Saoirse Ronan, the wide-eyed young witness of Atonement, anchors The Lovely Bones – although “anchor” is far too rugged a term for the performance she gives. With her wispy hair, translucent skin and tide-pool eyes, she’s so ethereal there are scenes in which she barely exists.
The entire movie has that sort of immaterial weightlessness, which is unusual given it’s a tragic drama hinging on the rape and murder of a 14-year-old girl. There is tension here, but no real horror – the movie too easily drifts in and out of your consciousness.
Ronan plays Susie Salmon, whose story begins, really, after her death. From a gauzy afterlife referred to as “the in between,” Susie watches over her devastated family and struggles to find a way back to them.
In Alice Sebold’s 2002 bestseller on which the movie is based, the story is narrated by Susie. Director Peter Jackson (The Lord of the Rings) understandably jettisons much of that in an attempt to be more cinematic – to show rather than tell – but I wonder, not having read the book, if he hasn’t lost something along the way. The Lovely Bones is visual, to be sure, but it’s also oddly inert. It could use less painterly imagery and more of a voice.
That said, Jackson’s “in between” is an often dazzling dreamscape, a pastel neverland that incorporates certain key locations from Susie’s life – a cornfield, a gazebo – and plops them into undulating vistas. After awhile, though, these sequences begin to blend together, like the pale blues, pinks and yellows that make up the in between’s sky.

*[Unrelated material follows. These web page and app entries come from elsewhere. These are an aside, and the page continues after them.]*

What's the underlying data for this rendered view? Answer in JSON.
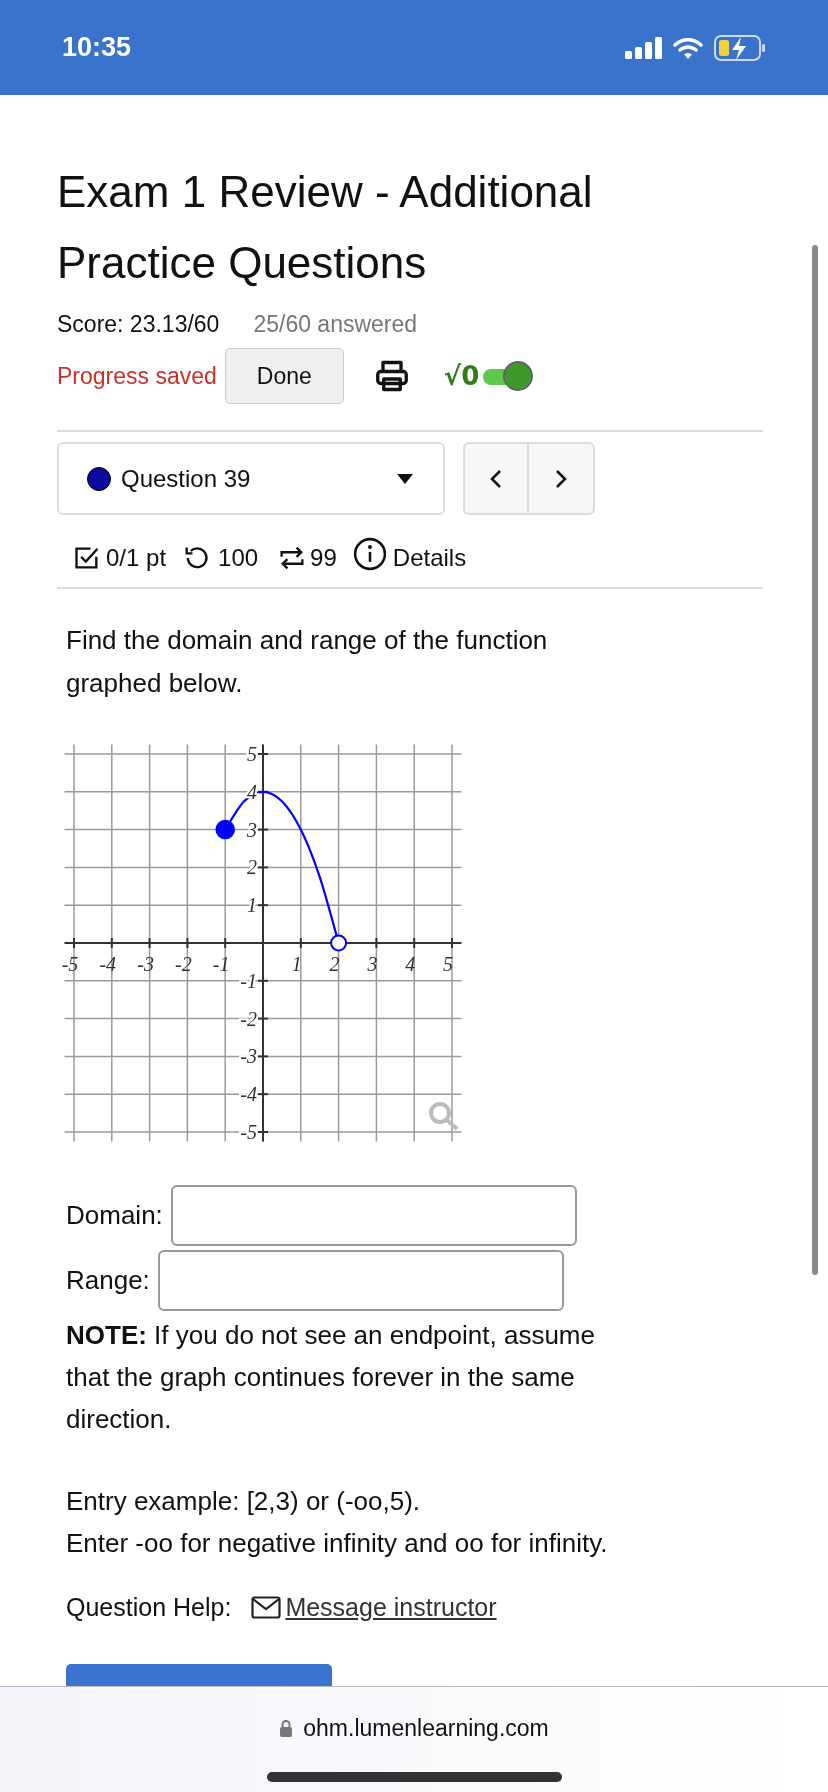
{
  "status_bar": {
    "time": "10:35"
  },
  "title": "Exam 1 Review - Additional Practice Questions",
  "score": "Score: 23.13/60",
  "answered": "25/60 answered",
  "save_status": "Progress saved",
  "done_button": "Done",
  "math_toggle": {
    "label": "√0",
    "on": true
  },
  "question_select": {
    "label": "Question 39"
  },
  "question_meta": {
    "points": "0/1 pt",
    "attempts": "100",
    "regens": "99",
    "details": "Details"
  },
  "question_text": "Find the domain and range of the function graphed below.",
  "graph": {
    "chart_data": {
      "type": "line",
      "x": [
        -1,
        -0.5,
        0,
        0.5,
        1,
        1.5,
        2
      ],
      "series": [
        {
          "color": "#0000ff",
          "values": [
            3,
            3.75,
            4,
            3.75,
            3,
            1.75,
            0
          ]
        }
      ],
      "xlim": [
        -5,
        5
      ],
      "ylim": [
        -5,
        5
      ],
      "xticks": [
        -5,
        -4,
        -3,
        -2,
        -1,
        1,
        2,
        3,
        4,
        5
      ],
      "yticks": [
        -5,
        -4,
        -3,
        -2,
        -1,
        1,
        2,
        3,
        4,
        5
      ],
      "grid": true
    },
    "endpoints": [
      {
        "filled": true
      },
      {
        "filled": false
      }
    ]
  },
  "answers": [
    {
      "label": "Domain:"
    },
    {
      "label": "Range:"
    }
  ],
  "note": "**NOTE:** If you do not see an endpoint, assume that the graph continues forever in the same direction.",
  "entry_example": "Entry example: [2,3) or (-oo,5).",
  "entry_hint": "Enter -oo for negative infinity and oo for infinity.",
  "help": {
    "label": "Question Help:",
    "link": "Message instructor"
  },
  "url": "ohm.lumenlearning.com"
}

The Lovely Bones, ironically, is too soft and pretty. In narrative terms, it’s an awful story triggered by an act of heinous violence. Yet the film doesn’t really punch you in the chest. It’s a murder drama made from cotton candy.